The company still owns the road, but the town is expected to take over ownership and maintenance, which would include plowing. Town Supervisor Nancy MacVean told the Town Board on Monday the county asked the town to pass a resolution that would conceptually approve the takeover once the deed has been transferred, but no board members made a motion, saying that without the deed, there was no need to vote now.
“I have no interest in passing a resolution until everything is done,” Councilwoman Beth Schloicka said on Monday.
On Tuesday, a Canajoharie pickup truck with a snowplow was making repeated passes along the new road. Avery said the village is not maintaining the road for C.G. Roxane, but it needed to send a plow in order to get a tanker truck of water to the site, where he said crews were flushing out lines.
“Old State Road was such a muddy mess, with such deep holes. It’s not in very good shape,” he said.
Mraz said Wednesday if Old Sweet Road had been open, it would have been an “easier” option for trucks than Watershed Road, which is known as Old State Road in Ephratah, a mile west of the plant. He confirmed that the curvy, hilly Watershed Road “probably” posed a mild risk to truck drivers who delivered building materials, heavy equipment and machinery over the last six months.
C.G. Roxane initially planned to build a 245,000-square-foot plant in a less-remote location a mile west in Ephratah, on watershed land it would have purchased from Canajoharie. The site would have been closer to electrical infrastructure and not required vehicles to travel far on Old State and Watershed Road. But because of wetlands, the site could only accommodate a building half that size.
The company still will use water from wells dug a mile away on a Canajoharie watershed, pumping it through pipes that C.G. Roxane already has installed along Watershed Road, Mraz said.
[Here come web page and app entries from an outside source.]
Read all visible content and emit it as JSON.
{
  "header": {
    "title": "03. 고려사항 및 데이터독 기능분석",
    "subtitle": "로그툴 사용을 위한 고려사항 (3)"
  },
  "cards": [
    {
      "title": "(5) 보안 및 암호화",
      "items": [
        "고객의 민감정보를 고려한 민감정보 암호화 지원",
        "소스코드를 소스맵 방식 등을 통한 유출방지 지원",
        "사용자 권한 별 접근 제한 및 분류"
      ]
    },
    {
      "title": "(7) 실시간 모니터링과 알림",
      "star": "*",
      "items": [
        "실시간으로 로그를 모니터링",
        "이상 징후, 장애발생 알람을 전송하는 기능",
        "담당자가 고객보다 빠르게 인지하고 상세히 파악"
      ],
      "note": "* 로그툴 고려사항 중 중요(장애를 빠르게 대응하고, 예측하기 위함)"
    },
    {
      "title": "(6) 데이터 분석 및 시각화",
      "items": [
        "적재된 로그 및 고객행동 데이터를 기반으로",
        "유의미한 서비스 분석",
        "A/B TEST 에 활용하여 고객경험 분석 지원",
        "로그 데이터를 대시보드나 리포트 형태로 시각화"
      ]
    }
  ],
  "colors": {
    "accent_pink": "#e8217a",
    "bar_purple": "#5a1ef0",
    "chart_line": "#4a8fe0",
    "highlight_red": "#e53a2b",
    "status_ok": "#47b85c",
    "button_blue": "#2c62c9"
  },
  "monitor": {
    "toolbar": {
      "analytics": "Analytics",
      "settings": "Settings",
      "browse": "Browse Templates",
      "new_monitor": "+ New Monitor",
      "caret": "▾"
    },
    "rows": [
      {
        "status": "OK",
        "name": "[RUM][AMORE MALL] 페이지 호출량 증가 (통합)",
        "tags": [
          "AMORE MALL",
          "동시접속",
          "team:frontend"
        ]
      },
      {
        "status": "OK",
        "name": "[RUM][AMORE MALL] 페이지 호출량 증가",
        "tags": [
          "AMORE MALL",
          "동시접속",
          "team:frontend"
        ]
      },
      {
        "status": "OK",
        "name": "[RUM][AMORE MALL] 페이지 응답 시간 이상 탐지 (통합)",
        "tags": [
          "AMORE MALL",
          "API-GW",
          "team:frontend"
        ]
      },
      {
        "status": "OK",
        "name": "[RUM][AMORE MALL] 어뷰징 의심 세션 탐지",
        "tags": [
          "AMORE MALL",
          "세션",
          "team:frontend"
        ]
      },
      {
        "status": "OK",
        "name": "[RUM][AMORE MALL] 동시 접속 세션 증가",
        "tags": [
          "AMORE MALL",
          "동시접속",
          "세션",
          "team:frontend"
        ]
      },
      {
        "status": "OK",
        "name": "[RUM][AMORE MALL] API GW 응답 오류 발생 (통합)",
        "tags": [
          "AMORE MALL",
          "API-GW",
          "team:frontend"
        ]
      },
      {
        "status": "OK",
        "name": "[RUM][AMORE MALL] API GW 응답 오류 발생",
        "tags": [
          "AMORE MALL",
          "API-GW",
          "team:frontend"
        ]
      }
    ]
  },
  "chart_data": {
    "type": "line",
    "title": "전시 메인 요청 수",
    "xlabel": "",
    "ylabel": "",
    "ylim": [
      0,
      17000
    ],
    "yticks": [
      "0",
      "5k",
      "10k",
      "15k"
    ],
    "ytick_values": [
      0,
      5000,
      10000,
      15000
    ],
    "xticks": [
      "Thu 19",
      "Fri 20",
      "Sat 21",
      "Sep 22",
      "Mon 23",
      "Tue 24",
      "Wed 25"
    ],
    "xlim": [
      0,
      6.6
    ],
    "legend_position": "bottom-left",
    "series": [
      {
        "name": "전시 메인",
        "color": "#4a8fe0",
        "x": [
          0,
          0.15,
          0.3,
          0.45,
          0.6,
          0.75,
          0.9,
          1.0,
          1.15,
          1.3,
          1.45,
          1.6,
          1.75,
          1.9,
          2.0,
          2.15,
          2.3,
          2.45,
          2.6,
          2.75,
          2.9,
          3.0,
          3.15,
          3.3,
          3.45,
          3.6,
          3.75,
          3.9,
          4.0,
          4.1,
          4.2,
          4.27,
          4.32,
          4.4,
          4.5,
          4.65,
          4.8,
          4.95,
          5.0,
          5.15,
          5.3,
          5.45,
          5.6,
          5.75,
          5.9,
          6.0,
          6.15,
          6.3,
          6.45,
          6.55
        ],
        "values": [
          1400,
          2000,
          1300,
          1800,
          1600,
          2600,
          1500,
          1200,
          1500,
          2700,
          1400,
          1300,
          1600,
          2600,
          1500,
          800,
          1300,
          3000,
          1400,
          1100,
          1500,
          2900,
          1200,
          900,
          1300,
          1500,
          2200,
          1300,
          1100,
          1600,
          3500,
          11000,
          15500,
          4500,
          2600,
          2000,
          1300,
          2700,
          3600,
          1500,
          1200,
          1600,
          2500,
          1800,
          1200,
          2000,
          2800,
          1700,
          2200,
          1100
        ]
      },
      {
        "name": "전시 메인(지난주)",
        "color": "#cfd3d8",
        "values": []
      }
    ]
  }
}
Canajoharie, whose water has won statewide accolades for its quality and taste, will receive a royalty, but Avery said the village isn’t expecting a lot of revenue in its first year.
The company also dug test wells on watershed property owned by the city of Johnstown, but C.G. Roxane and the city do not have a water-use agreement.